Mining is the industry that drives the economy in the Snow Lake area … it has for over 100 years. All of the mines the industry is based on have been in the ground since the Earth was formed; however, it was only when technology allowed mine finders the ability to locate orebodies that they were able to exploit them. As technology continually advances, many of those occurrences mined or explored in decades past are now getting a second look.
This was the case with the Lalor Mine (Chisel Lake Basin) and the Snow Lake Mine (New Britannia and Nor-Acme), but it is also playing a part in the resurrection of exploration on several lithium properties on the east side of Wekusko Lake (Thompson Brother Cluster and the Sherritt Gordon Cluster), as well as the mine that originally brought pioneers to the area early in the 20th century – Herb Lake’s Rex/Laguna.

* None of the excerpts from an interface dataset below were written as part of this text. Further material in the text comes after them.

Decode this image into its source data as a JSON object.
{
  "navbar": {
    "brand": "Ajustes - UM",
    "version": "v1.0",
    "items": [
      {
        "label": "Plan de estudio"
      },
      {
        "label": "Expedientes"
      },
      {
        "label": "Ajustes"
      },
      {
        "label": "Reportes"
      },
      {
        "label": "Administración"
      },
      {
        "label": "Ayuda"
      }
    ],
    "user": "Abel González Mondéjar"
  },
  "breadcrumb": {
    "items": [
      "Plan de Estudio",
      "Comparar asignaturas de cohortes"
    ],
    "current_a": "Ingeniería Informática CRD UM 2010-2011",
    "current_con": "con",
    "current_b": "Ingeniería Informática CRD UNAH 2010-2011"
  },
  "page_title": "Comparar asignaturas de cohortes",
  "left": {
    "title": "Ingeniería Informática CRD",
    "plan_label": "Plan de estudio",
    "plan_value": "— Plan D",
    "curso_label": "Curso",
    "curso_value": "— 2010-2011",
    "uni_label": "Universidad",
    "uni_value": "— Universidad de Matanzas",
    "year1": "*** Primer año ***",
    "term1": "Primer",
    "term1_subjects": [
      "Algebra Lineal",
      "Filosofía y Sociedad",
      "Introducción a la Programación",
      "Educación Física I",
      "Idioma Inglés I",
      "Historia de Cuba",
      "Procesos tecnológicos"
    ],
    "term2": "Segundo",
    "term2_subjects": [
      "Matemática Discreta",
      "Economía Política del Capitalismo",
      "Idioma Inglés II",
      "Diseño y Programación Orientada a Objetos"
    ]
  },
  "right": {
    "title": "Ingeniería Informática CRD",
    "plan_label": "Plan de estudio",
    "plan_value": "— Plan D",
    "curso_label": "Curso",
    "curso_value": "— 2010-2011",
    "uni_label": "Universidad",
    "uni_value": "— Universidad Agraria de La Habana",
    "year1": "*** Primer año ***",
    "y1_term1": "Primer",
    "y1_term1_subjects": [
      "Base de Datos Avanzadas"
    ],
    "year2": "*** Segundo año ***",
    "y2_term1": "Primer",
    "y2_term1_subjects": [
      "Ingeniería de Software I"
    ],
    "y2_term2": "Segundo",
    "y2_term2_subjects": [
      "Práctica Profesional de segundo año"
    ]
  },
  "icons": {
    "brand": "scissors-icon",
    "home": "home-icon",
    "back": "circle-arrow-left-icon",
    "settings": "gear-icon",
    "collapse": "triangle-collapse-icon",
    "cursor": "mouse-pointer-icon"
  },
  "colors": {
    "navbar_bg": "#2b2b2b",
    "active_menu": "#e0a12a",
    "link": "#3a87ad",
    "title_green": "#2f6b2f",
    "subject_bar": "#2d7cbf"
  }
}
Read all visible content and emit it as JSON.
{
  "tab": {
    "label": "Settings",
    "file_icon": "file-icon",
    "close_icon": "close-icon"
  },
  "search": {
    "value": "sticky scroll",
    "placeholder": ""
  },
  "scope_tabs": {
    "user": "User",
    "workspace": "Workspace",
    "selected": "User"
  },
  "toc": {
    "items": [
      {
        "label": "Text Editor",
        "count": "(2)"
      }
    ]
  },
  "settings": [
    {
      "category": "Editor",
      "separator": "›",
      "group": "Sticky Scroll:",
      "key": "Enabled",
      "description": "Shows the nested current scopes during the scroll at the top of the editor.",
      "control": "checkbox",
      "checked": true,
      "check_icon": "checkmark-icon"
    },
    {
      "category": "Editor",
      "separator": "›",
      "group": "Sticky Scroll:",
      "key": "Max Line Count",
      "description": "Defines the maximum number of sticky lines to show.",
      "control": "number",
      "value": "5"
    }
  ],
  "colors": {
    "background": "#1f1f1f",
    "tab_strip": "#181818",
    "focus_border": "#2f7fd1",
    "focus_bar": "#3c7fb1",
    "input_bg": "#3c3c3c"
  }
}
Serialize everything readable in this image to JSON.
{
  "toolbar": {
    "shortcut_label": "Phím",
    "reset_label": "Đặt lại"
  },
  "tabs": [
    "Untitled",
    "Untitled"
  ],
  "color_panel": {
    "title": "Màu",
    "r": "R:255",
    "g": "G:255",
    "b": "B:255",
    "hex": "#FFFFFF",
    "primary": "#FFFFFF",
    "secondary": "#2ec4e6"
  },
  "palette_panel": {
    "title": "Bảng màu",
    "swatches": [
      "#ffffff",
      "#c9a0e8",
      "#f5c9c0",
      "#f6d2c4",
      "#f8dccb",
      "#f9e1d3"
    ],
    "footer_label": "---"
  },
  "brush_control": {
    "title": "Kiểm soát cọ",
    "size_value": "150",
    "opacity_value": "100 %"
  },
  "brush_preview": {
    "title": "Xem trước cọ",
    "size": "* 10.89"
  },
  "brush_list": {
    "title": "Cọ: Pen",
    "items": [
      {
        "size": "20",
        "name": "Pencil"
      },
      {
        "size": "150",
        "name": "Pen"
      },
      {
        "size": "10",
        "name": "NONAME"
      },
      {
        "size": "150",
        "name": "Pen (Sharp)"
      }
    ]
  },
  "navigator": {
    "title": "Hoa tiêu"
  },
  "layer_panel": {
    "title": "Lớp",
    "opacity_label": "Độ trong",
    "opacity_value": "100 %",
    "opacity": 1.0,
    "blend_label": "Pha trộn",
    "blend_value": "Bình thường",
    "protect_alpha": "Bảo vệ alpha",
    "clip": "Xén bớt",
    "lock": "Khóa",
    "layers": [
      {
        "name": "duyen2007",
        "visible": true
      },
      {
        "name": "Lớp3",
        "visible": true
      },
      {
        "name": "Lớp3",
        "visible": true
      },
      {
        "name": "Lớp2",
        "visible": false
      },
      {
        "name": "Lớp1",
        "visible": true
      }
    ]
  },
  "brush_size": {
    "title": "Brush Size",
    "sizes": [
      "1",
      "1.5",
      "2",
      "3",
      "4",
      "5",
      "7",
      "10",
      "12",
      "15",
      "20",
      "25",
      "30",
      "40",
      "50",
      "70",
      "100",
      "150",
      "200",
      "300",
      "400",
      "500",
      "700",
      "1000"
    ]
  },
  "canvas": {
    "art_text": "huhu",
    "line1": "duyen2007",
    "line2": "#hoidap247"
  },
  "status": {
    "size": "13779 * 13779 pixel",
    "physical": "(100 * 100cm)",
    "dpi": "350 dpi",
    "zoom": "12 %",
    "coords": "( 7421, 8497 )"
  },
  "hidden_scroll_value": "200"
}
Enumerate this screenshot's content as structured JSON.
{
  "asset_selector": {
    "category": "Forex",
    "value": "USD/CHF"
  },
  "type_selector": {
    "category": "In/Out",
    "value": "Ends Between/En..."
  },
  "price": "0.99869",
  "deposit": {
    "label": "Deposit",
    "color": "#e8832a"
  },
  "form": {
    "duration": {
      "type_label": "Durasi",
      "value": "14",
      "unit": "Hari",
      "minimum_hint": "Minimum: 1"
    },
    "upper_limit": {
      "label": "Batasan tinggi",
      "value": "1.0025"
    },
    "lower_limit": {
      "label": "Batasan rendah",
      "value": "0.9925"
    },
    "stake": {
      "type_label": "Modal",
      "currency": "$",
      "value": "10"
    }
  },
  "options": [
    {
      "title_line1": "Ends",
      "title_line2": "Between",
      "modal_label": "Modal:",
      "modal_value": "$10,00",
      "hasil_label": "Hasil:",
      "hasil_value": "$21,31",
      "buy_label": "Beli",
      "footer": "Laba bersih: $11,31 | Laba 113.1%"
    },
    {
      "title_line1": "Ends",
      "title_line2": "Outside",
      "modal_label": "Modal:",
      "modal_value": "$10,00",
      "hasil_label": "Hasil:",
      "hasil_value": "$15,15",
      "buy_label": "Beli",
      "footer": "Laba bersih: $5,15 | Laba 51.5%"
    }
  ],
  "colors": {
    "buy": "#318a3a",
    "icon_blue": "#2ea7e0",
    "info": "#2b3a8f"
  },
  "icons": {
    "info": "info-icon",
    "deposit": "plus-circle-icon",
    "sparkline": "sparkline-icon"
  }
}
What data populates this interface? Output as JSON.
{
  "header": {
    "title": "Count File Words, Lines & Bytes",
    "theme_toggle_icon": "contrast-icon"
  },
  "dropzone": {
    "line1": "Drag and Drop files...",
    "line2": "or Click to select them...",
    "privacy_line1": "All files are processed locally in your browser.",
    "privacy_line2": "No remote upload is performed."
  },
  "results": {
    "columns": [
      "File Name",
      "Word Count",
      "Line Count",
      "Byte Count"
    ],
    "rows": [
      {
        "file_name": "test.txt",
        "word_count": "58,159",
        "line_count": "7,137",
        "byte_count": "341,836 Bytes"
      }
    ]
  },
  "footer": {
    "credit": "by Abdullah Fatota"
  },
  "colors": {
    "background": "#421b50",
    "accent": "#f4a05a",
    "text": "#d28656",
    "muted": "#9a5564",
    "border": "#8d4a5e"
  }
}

Back in the 1930s and ’40s, Herb Lake, Manitoba was a prosperous mining town. It hummed with activity and even though it couldn’t be accessed by anything other than boat and a winter road, it was home to between 600 and 700 people.
Its tree-lined streets boasted three or four stores, a dairy, a butcher shop, a restaurant, a barber shop, post office, hotel and beer parlour, a blacksmith shop, a school and churches.
However, with the end of the Second World War and despite the prosperity and technological change that it fostered, the town’s Rex/Laguna mine wavered and waned before crashing completely. The town came to its own demise in the late 1950s. Her streets are mostly rabbit runs now and her carefully tended gardens are a tangle of caragana and poplar trees.
For the rest of this column: https://www.thompsoncitizen.net/opinion/columnists/my-take-on-snow-lake-jan-18-2019-1.23601824